Dr. James W. Marquart is a professor of criminology and dean of the School of Economic, Political and Policy Sciences at The University of Texas at Dallas. He has long-term research and teaching interests in prison organizations, capital punishment, and criminal justice policy and research methods. He has also published a number of articles on social control and change in prison settings.
His books include "The Rope, The Chair, and The Needle: Patterns of Capital Punishment in Texas, 1923-1990"; "The Keepers: Prison Guards and Contemporary Corrections"; and "An Appeal to Justice: Litigated Reform of Texas Prisons". The later, with Ben M. Crouch, receive the Outstanding Book Award from the Academy of Criminal Justice for 1991. He won the 2005 Bruce Smith Award from the Academy of Criminal Justice Sciences. He has also published in such journals as Criminology, Deviant Behavior, Law and Society Review, Crime and Delinquency, Child Abuse and Neglect, The Prison Journal, and Justice Quarterly.
His current research involves investigating inappropriate staff-inmate relationships in prison settings, sexual victimization in prison settings, and the consequences of judicial intervention in prison settings.
Executive Vice President & Provost, The University of Texas at Dallas
Hobson Wildenthal has served as Executive Vice President and Provost at The University of Texas at Dallas since 1999. He came to UT Dallas in 1992 as Vice President for Academic Affairs and was named Provost in 1994. He is the chief academic officer for the University, providing leadership and services to the academic program, research, and faculty matters.

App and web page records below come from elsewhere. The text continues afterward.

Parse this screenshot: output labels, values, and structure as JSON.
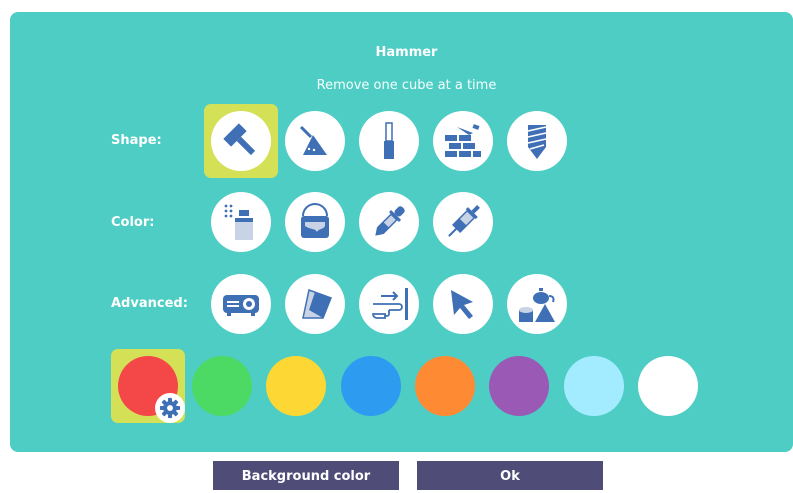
{
  "dialog": {
    "title": "Hammer",
    "description": "Remove one cube at a time"
  },
  "rows": {
    "shape_label": "Shape:",
    "color_label": "Color:",
    "advanced_label": "Advanced:"
  },
  "tools": {
    "shape": [
      "hammer-icon",
      "trowel-icon",
      "chisel-icon",
      "brick-wall-icon",
      "drill-bit-icon"
    ],
    "color": [
      "spray-can-icon",
      "paint-bucket-icon",
      "eyedropper-icon",
      "syringe-icon"
    ],
    "advanced": [
      "projector-icon",
      "paper-icon",
      "hand-pointer-icon",
      "arrow-cursor-icon",
      "shapes-icon"
    ],
    "selected": "hammer-icon"
  },
  "palette": {
    "colors": [
      "#f44747",
      "#4cd964",
      "#fdd835",
      "#2d9cf0",
      "#ff8a34",
      "#9b59b6",
      "#a3ecff",
      "#ffffff"
    ],
    "selected_index": 0
  },
  "buttons": {
    "background_color": "Background color",
    "ok": "Ok"
  },
  "colors": {
    "panel": "#4ecdc4",
    "highlight": "#d4e157",
    "icon_blue": "#3f6fb5",
    "button": "#4f4d78"
  }
}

Prior to UT Dallas, Dr. Wildenthal held various university positions from postdoctoral research to Dean. These universities include The University of New Mexico, Drexel University, Michigan State University, Texas A&M, Rice University and The University of Kansas.
He has been a Fellow of the American Physical Society since 1973, and has held visiting positions at Brookhaven, Munich, Heidelberg, Darmstadt, Orsay, Oxford, Los Alamos, Manchester and Sao Paulo. He has been awarded both a Senior U.S. Fellowship from Germany's Alexander von Humboldt Foundation and a Fellowship from the John Simon Guggenheim Memorial Foundation.
Page last updated on July 27, 2012.